It’s one thing to reassess and reinterpret, and put art in context, educating ourselves and changing our assessment of it. It’s one thing to punish appropriately and proportionately and ask that Lilley pay for some of his grievous missteps. But increasingly, cancellation culture is just a tedious and performative way that white people deal with their own guilt, and their need to look like they are prepared to do something about it. In this way it serves as just another iteration of the cultural revolution and it makes me angry and frightened.
It’s Gwen Harwood’s centenary. Her poems are precise, intellectual, romantic, wild and free. I agree with Peter Porter that Harwood is “the outstanding Australian poet of the twentieth century” and I wish she was better known to the generations that have come after. She died in 1995, and her poems feel too infrequently read. Respect for our elders and lineage is a quality the world of poetry is losing, at the risk of our own cultural and intellectual impoverishment. I don’t want to sound like an old person saying stuff like this! I’m not even all that old!
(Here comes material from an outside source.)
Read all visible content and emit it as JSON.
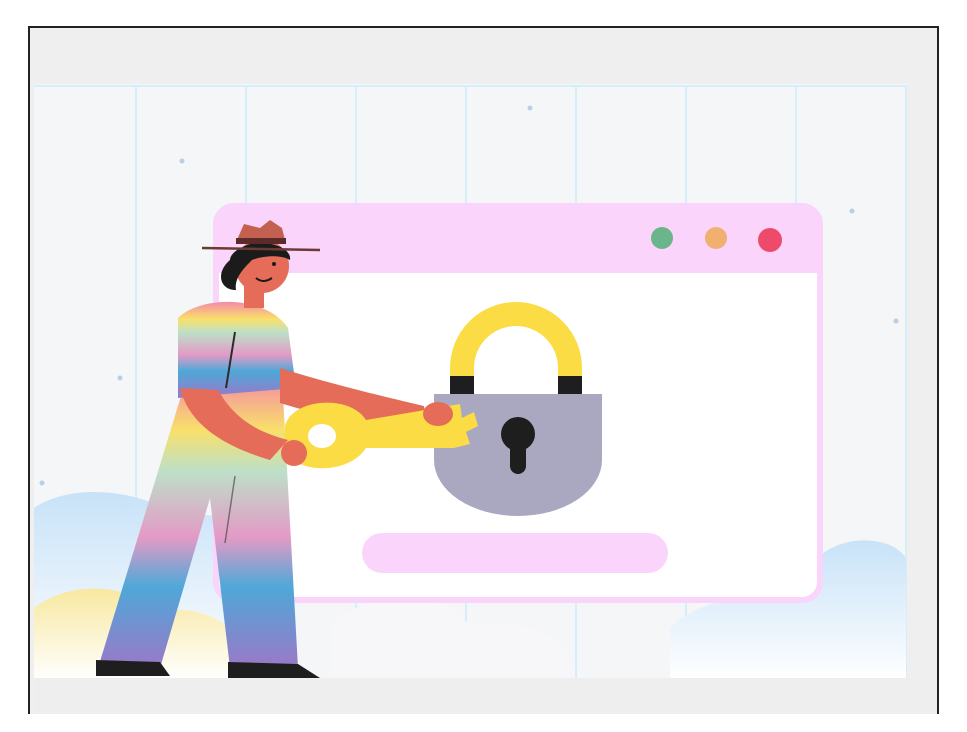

But I see the past disappearing in the amnesiac insanity of the shortening news cycle and the obsession with immediate reckoning and change it insists on. And I realise I care a lot more about Australian poetry and its legacy than I like to admit.
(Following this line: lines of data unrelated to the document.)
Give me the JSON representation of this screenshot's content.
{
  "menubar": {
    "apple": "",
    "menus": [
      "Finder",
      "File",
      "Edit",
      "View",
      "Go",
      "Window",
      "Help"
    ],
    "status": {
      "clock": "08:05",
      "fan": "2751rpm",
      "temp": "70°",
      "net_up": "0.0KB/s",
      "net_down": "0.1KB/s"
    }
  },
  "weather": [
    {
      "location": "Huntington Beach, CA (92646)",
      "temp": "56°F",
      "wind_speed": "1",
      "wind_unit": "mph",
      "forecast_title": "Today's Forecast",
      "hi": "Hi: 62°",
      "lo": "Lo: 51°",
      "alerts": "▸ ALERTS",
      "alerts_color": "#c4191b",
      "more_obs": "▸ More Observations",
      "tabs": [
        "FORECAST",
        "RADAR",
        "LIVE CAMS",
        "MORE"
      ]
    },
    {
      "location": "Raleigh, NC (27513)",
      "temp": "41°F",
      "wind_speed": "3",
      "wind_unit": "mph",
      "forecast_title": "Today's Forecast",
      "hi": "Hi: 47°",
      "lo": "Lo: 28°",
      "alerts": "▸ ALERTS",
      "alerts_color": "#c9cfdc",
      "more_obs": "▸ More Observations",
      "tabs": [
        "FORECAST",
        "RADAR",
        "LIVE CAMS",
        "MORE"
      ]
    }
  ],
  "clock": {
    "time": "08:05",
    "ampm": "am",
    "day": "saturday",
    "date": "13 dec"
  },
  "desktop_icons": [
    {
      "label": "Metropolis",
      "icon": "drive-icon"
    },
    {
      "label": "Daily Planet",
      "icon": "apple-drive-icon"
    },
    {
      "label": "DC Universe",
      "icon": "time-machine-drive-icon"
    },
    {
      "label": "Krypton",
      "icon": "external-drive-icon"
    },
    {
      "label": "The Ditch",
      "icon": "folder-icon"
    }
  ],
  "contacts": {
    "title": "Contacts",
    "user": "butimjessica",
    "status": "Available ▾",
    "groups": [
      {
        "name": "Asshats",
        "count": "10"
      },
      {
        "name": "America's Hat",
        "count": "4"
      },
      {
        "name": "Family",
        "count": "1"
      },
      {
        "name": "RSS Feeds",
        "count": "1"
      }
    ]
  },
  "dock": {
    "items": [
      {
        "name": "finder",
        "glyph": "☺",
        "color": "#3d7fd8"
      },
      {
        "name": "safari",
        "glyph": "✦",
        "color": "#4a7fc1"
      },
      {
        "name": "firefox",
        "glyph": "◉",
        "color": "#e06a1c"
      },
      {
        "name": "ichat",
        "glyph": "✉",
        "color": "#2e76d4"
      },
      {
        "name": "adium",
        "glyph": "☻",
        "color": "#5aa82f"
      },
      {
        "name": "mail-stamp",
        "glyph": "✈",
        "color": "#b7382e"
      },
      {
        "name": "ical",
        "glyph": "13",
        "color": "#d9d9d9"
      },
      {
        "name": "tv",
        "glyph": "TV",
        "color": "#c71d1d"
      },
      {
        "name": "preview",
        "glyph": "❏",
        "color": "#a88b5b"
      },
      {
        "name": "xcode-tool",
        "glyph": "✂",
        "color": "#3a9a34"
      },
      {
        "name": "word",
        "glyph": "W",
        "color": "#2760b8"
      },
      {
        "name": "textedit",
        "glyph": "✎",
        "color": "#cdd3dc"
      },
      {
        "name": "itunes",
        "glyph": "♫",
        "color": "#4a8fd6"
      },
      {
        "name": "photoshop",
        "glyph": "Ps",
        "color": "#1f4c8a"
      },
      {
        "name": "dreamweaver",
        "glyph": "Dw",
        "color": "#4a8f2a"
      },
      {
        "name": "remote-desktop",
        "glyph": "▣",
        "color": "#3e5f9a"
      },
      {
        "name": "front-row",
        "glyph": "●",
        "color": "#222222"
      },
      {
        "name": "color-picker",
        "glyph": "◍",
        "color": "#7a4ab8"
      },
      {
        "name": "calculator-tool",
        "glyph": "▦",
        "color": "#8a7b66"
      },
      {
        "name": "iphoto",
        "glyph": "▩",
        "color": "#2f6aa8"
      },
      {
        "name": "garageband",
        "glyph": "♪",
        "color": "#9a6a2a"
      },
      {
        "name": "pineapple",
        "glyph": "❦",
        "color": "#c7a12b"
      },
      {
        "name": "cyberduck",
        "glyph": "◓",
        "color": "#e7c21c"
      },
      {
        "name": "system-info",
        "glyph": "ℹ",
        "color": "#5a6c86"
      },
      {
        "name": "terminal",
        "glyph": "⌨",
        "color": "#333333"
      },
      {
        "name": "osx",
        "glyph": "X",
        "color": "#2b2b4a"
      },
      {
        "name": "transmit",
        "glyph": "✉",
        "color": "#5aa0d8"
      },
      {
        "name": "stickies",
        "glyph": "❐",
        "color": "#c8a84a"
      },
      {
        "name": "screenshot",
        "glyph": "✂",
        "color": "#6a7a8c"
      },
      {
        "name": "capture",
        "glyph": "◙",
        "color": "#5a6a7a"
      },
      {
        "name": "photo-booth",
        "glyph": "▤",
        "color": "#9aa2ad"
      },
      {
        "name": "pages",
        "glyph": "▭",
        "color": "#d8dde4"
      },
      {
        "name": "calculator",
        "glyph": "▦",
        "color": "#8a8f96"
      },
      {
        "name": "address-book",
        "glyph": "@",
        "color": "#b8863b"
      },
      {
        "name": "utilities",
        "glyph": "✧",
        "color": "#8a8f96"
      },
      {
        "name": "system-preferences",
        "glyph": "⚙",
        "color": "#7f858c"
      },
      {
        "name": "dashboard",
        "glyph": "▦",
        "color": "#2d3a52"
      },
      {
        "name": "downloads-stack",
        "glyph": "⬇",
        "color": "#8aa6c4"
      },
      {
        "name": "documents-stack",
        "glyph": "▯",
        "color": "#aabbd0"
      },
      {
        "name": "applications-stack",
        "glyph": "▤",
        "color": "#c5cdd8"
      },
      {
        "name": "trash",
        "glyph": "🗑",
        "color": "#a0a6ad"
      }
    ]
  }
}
Gwen Harwood left her home in Brisbane for a sort of exile in Tasmania when she married. The sort of compromise women make all the time, mostly unnoticed. She wrote about that ordinary exile. About home. Belonging. Loss. Sex, friendship, intellectual honesty. What motherhood takes away from a woman. About how compromised the whole notion of home is for a woman. ‘Home as haven’ is an often much easier metaphor for a man to live within, to carry and celebrate. Home is frequently more ambivalent for women. (Oh, just incidentally, if you’d like to see a really disturbing film on this theme, try Darren Aronofsky’s mother! – super disturbing lockdown fare.)
This is one of my favourite Gwen Harwood poems:
The Sea Anemones
Grey mountains, sea and sky. Even the misty
seawind is grey. I walked on lichened rock
in a kind of late assessment, call it peace.
Then the anemones, scarlet, gouts of blood.
There is a word I need, and the earth was speaking.
I cannot hear. These seaflowers are too bright.
Kneeling on rock, I touch them through cold water.
My fingers meet some hungering gentleness.
A newborn child's lips moved so at my breast.
I woke, once, with my palm across your mouth.
The word is: ever. Why add salt to salt?
Blood drop by drop among the rocks they shine.
Anemos, wind. The spirit, where it will.
Not flowers, no, animals that must eat or die.
The Lion’s Bride, 1981